### EXERCISE REQUIREMENTS:
Word for word, restate the records that come after this.

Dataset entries
::::::::::

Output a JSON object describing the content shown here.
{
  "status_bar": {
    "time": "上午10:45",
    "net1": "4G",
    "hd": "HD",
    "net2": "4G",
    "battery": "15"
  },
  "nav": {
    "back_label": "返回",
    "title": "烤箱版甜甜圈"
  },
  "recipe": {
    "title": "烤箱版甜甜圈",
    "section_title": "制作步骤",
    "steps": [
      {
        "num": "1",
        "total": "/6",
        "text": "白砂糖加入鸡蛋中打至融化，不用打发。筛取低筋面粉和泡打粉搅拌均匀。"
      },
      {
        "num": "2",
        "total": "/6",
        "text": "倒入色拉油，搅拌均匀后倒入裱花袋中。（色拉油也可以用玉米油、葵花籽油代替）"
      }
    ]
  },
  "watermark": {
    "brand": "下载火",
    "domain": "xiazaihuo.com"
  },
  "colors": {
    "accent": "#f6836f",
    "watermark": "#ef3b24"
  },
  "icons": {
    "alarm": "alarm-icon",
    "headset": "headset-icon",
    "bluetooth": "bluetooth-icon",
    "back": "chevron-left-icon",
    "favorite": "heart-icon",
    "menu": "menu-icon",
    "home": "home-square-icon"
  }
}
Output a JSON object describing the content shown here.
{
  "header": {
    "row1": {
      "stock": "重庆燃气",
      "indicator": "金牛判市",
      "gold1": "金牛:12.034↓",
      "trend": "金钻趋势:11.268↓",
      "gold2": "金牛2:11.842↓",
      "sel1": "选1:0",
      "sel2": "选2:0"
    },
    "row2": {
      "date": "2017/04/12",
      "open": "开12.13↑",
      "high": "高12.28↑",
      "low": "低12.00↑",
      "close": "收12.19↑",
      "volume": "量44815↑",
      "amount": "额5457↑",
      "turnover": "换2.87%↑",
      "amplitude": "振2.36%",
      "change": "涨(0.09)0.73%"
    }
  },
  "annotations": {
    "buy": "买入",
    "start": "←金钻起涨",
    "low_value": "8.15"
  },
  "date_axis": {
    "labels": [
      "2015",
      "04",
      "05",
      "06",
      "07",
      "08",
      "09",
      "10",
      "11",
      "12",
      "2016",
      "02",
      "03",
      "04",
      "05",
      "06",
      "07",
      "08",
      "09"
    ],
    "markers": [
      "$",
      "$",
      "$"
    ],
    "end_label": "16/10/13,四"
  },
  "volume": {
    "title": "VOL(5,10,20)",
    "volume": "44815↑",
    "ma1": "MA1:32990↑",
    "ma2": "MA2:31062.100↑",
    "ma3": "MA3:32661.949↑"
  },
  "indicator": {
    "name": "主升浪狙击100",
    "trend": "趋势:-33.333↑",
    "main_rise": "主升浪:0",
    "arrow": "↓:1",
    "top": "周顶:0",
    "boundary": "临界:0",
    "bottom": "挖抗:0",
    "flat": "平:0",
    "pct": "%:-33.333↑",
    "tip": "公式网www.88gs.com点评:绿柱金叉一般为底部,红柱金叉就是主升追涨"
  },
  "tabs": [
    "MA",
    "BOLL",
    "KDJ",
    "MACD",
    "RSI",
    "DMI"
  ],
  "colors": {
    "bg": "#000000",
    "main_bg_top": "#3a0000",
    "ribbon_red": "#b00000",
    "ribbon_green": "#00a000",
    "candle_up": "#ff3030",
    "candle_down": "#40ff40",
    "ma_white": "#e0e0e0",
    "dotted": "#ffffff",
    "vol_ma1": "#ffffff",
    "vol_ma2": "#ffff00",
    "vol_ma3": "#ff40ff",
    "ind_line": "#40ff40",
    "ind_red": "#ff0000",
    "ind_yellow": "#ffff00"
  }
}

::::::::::

### RESPONSE:
Output a JSON object describing the content shown here.
{
  "status_bar": {
    "time": "上午10:45",
    "net1": "4G",
    "hd": "HD",
    "net2": "4G",
    "battery": "15"
  },
  "nav": {
    "back_label": "返回",
    "title": "烤箱版甜甜圈"
  },
  "recipe": {
    "title": "烤箱版甜甜圈",
    "section_title": "制作步骤",
    "steps": [
      {
        "num": "1",
        "total": "/6",
        "text": "白砂糖加入鸡蛋中打至融化，不用打发。筛取低筋面粉和泡打粉搅拌均匀。"
      },
      {
        "num": "2",
        "total": "/6",
        "text": "倒入色拉油，搅拌均匀后倒入裱花袋中。（色拉油也可以用玉米油、葵花籽油代替）"
      }
    ]
  },
  "watermark": {
    "brand": "下载火",
    "domain": "xiazaihuo.com"
  },
  "colors": {
    "accent": "#f6836f",
    "watermark": "#ef3b24"
  },
  "icons": {
    "alarm": "alarm-icon",
    "headset": "headset-icon",
    "bluetooth": "bluetooth-icon",
    "back": "chevron-left-icon",
    "favorite": "heart-icon",
    "menu": "menu-icon",
    "home": "home-square-icon"
  }
}
Output a JSON object describing the content shown here.
{
  "header": {
    "row1": {
      "stock": "重庆燃气",
      "indicator": "金牛判市",
      "gold1": "金牛:12.034↓",
      "trend": "金钻趋势:11.268↓",
      "gold2": "金牛2:11.842↓",
      "sel1": "选1:0",
      "sel2": "选2:0"
    },
    "row2": {
      "date": "2017/04/12",
      "open": "开12.13↑",
      "high": "高12.28↑",
      "low": "低12.00↑",
      "close": "收12.19↑",
      "volume": "量44815↑",
      "amount": "额5457↑",
      "turnover": "换2.87%↑",
      "amplitude": "振2.36%",
      "change": "涨(0.09)0.73%"
    }
  },
  "annotations": {
    "buy": "买入",
    "start": "←金钻起涨",
    "low_value": "8.15"
  },
  "date_axis": {
    "labels": [
      "2015",
      "04",
      "05",
      "06",
      "07",
      "08",
      "09",
      "10",
      "11",
      "12",
      "2016",
      "02",
      "03",
      "04",
      "05",
      "06",
      "07",
      "08",
      "09"
    ],
    "markers": [
      "$",
      "$",
      "$"
    ],
    "end_label": "16/10/13,四"
  },
  "volume": {
    "title": "VOL(5,10,20)",
    "volume": "44815↑",
    "ma1": "MA1:32990↑",
    "ma2": "MA2:31062.100↑",
    "ma3": "MA3:32661.949↑"
  },
  "indicator": {
    "name": "主升浪狙击100",
    "trend": "趋势:-33.333↑",
    "main_rise": "主升浪:0",
    "arrow": "↓:1",
    "top": "周顶:0",
    "boundary": "临界:0",
    "bottom": "挖抗:0",
    "flat": "平:0",
    "pct": "%:-33.333↑",
    "tip": "公式网www.88gs.com点评:绿柱金叉一般为底部,红柱金叉就是主升追涨"
  },
  "tabs": [
    "MA",
    "BOLL",
    "KDJ",
    "MACD",
    "RSI",
    "DMI"
  ],
  "colors": {
    "bg": "#000000",
    "main_bg_top": "#3a0000",
    "ribbon_red": "#b00000",
    "ribbon_green": "#00a000",
    "candle_up": "#ff3030",
    "candle_down": "#40ff40",
    "ma_white": "#e0e0e0",
    "dotted": "#ffffff",
    "vol_ma1": "#ffffff",
    "vol_ma2": "#ffff00",
    "vol_ma3": "#ff40ff",
    "ind_line": "#40ff40",
    "ind_red": "#ff0000",
    "ind_yellow": "#ffff00"
  }
}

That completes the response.